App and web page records
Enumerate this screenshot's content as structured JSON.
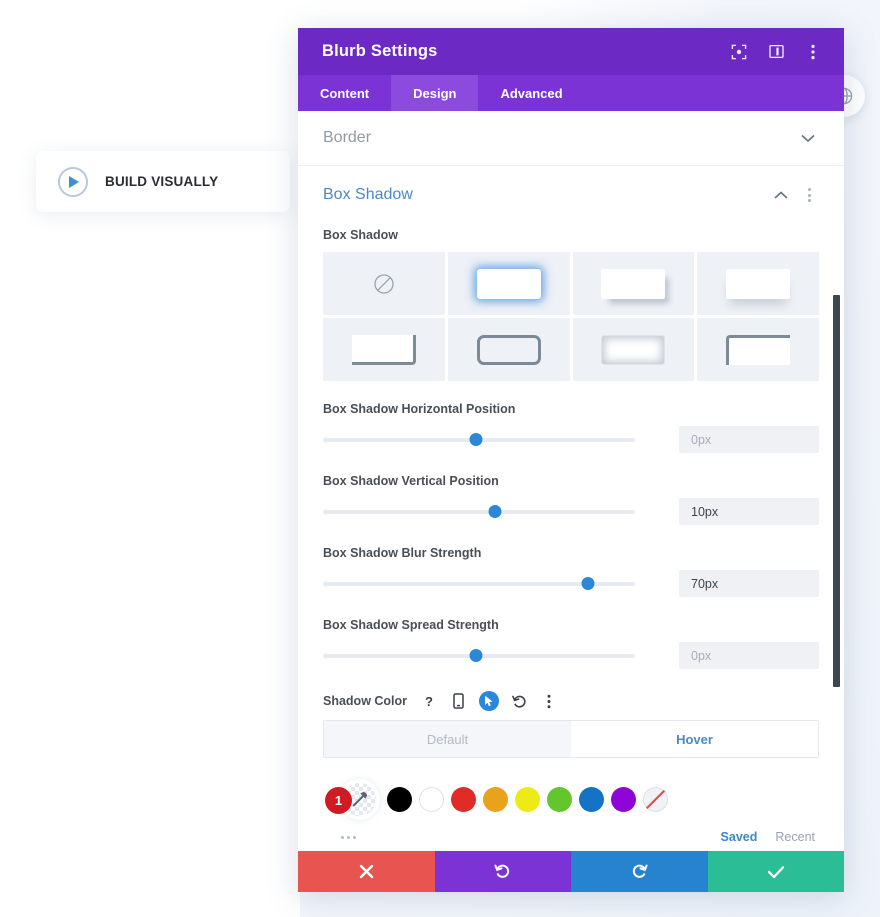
{
  "page": {
    "build_visually": {
      "label": "BUILD VISUALLY",
      "icon": "play-circle-icon"
    },
    "globe_icon": "globe-icon"
  },
  "modal": {
    "title": "Blurb Settings",
    "header_icons": [
      {
        "name": "focus-target-icon"
      },
      {
        "name": "layout-columns-icon"
      },
      {
        "name": "kebab-menu-icon"
      }
    ],
    "tabs": [
      {
        "label": "Content",
        "active": false
      },
      {
        "label": "Design",
        "active": true
      },
      {
        "label": "Advanced",
        "active": false
      }
    ],
    "sections": [
      {
        "title": "Border",
        "open": false,
        "chevron": "chevron-down-icon"
      },
      {
        "title": "Box Shadow",
        "open": true,
        "chevron": "chevron-up-icon"
      }
    ],
    "box_shadow": {
      "group_label": "Box Shadow",
      "presets": [
        {
          "name": "preset-none",
          "style": "p-none",
          "selected": false
        },
        {
          "name": "preset-glow",
          "style": "p-glow",
          "selected": true
        },
        {
          "name": "preset-drop",
          "style": "p-drop",
          "selected": false
        },
        {
          "name": "preset-soft-bottom",
          "style": "p-soft",
          "selected": false
        },
        {
          "name": "preset-corner",
          "style": "p-corner",
          "selected": false
        },
        {
          "name": "preset-outline",
          "style": "p-outline",
          "selected": false
        },
        {
          "name": "preset-inner",
          "style": "p-inner",
          "selected": false
        },
        {
          "name": "preset-top-left",
          "style": "p-topleft",
          "selected": false
        }
      ],
      "sliders": [
        {
          "label": "Box Shadow Horizontal Position",
          "value": "0px",
          "is_placeholder": true,
          "knob_percent": 49
        },
        {
          "label": "Box Shadow Vertical Position",
          "value": "10px",
          "is_placeholder": false,
          "knob_percent": 55
        },
        {
          "label": "Box Shadow Blur Strength",
          "value": "70px",
          "is_placeholder": false,
          "knob_percent": 85
        },
        {
          "label": "Box Shadow Spread Strength",
          "value": "0px",
          "is_placeholder": true,
          "knob_percent": 49
        }
      ],
      "shadow_color": {
        "label": "Shadow Color",
        "icons": [
          {
            "name": "help-question-icon",
            "glyph": "?"
          },
          {
            "name": "mobile-device-icon",
            "glyph": ""
          },
          {
            "name": "cursor-pointer-icon",
            "glyph": ""
          },
          {
            "name": "reset-undo-icon",
            "glyph": ""
          },
          {
            "name": "kebab-menu-icon",
            "glyph": ""
          }
        ],
        "states": [
          {
            "label": "Default",
            "active": false
          },
          {
            "label": "Hover",
            "active": true
          }
        ],
        "picker": {
          "badge": "1",
          "eyedropper_icon": "eyedropper-icon"
        },
        "swatches": [
          {
            "name": "swatch-black",
            "color": "#000000",
            "bordered": false
          },
          {
            "name": "swatch-white",
            "color": "#ffffff",
            "bordered": true
          },
          {
            "name": "swatch-red",
            "color": "#e02b27",
            "bordered": false
          },
          {
            "name": "swatch-orange",
            "color": "#e8a21c",
            "bordered": false
          },
          {
            "name": "swatch-yellow",
            "color": "#eeea16",
            "bordered": false
          },
          {
            "name": "swatch-green",
            "color": "#62c62c",
            "bordered": false
          },
          {
            "name": "swatch-blue",
            "color": "#1473c4",
            "bordered": false
          },
          {
            "name": "swatch-purple",
            "color": "#8f05d6",
            "bordered": false
          },
          {
            "name": "swatch-transparent",
            "color": "transparent",
            "bordered": true
          }
        ],
        "more_icon": "ellipsis-icon",
        "saved_label": "Saved",
        "recent_label": "Recent"
      }
    },
    "footer_buttons": [
      {
        "name": "cancel-button",
        "icon": "close-x-icon",
        "color": "#e8544f"
      },
      {
        "name": "undo-button",
        "icon": "undo-icon",
        "color": "#7b33d6"
      },
      {
        "name": "redo-button",
        "icon": "redo-icon",
        "color": "#2683cf"
      },
      {
        "name": "save-button",
        "icon": "checkmark-icon",
        "color": "#2bbd96"
      }
    ]
  },
  "colors": {
    "header_purple": "#6d29c4",
    "tabs_purple": "#7b33d6",
    "tab_active_purple": "#8c4ade",
    "accent_blue": "#2b87da",
    "link_blue": "#4c89c4"
  }
}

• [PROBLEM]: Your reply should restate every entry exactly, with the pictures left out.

• [ANSWER BELOW]:
Enumerate this screenshot's content as structured JSON.
{
  "page": {
    "build_visually": {
      "label": "BUILD VISUALLY",
      "icon": "play-circle-icon"
    },
    "globe_icon": "globe-icon"
  },
  "modal": {
    "title": "Blurb Settings",
    "header_icons": [
      {
        "name": "focus-target-icon"
      },
      {
        "name": "layout-columns-icon"
      },
      {
        "name": "kebab-menu-icon"
      }
    ],
    "tabs": [
      {
        "label": "Content",
        "active": false
      },
      {
        "label": "Design",
        "active": true
      },
      {
        "label": "Advanced",
        "active": false
      }
    ],
    "sections": [
      {
        "title": "Border",
        "open": false,
        "chevron": "chevron-down-icon"
      },
      {
        "title": "Box Shadow",
        "open": true,
        "chevron": "chevron-up-icon"
      }
    ],
    "box_shadow": {
      "group_label": "Box Shadow",
      "presets": [
        {
          "name": "preset-none",
          "style": "p-none",
          "selected": false
        },
        {
          "name": "preset-glow",
          "style": "p-glow",
          "selected": true
        },
        {
          "name": "preset-drop",
          "style": "p-drop",
          "selected": false
        },
        {
          "name": "preset-soft-bottom",
          "style": "p-soft",
          "selected": false
        },
        {
          "name": "preset-corner",
          "style": "p-corner",
          "selected": false
        },
        {
          "name": "preset-outline",
          "style": "p-outline",
          "selected": false
        },
        {
          "name": "preset-inner",
          "style": "p-inner",
          "selected": false
        },
        {
          "name": "preset-top-left",
          "style": "p-topleft",
          "selected": false
        }
      ],
      "sliders": [
        {
          "label": "Box Shadow Horizontal Position",
          "value": "0px",
          "is_placeholder": true,
          "knob_percent": 49
        },
        {
          "label": "Box Shadow Vertical Position",
          "value": "10px",
          "is_placeholder": false,
          "knob_percent": 55
        },
        {
          "label": "Box Shadow Blur Strength",
          "value": "70px",
          "is_placeholder": false,
          "knob_percent": 85
        },
        {
          "label": "Box Shadow Spread Strength",
          "value": "0px",
          "is_placeholder": true,
          "knob_percent": 49
        }
      ],
      "shadow_color": {
        "label": "Shadow Color",
        "icons": [
          {
            "name": "help-question-icon",
            "glyph": "?"
          },
          {
            "name": "mobile-device-icon",
            "glyph": ""
          },
          {
            "name": "cursor-pointer-icon",
            "glyph": ""
          },
          {
            "name": "reset-undo-icon",
            "glyph": ""
          },
          {
            "name": "kebab-menu-icon",
            "glyph": ""
          }
        ],
        "states": [
          {
            "label": "Default",
            "active": false
          },
          {
            "label": "Hover",
            "active": true
          }
        ],
        "picker": {
          "badge": "1",
          "eyedropper_icon": "eyedropper-icon"
        },
        "swatches": [
          {
            "name": "swatch-black",
            "color": "#000000",
            "bordered": false
          },
          {
            "name": "swatch-white",
            "color": "#ffffff",
            "bordered": true
          },
          {
            "name": "swatch-red",
            "color": "#e02b27",
            "bordered": false
          },
          {
            "name": "swatch-orange",
            "color": "#e8a21c",
            "bordered": false
          },
          {
            "name": "swatch-yellow",
            "color": "#eeea16",
            "bordered": false
          },
          {
            "name": "swatch-green",
            "color": "#62c62c",
            "bordered": false
          },
          {
            "name": "swatch-blue",
            "color": "#1473c4",
            "bordered": false
          },
          {
            "name": "swatch-purple",
            "color": "#8f05d6",
            "bordered": false
          },
          {
            "name": "swatch-transparent",
            "color": "transparent",
            "bordered": true
          }
        ],
        "more_icon": "ellipsis-icon",
        "saved_label": "Saved",
        "recent_label": "Recent"
      }
    },
    "footer_buttons": [
      {
        "name": "cancel-button",
        "icon": "close-x-icon",
        "color": "#e8544f"
      },
      {
        "name": "undo-button",
        "icon": "undo-icon",
        "color": "#7b33d6"
      },
      {
        "name": "redo-button",
        "icon": "redo-icon",
        "color": "#2683cf"
      },
      {
        "name": "save-button",
        "icon": "checkmark-icon",
        "color": "#2bbd96"
      }
    ]
  },
  "colors": {
    "header_purple": "#6d29c4",
    "tabs_purple": "#7b33d6",
    "tab_active_purple": "#8c4ade",
    "accent_blue": "#2b87da",
    "link_blue": "#4c89c4"
  }
}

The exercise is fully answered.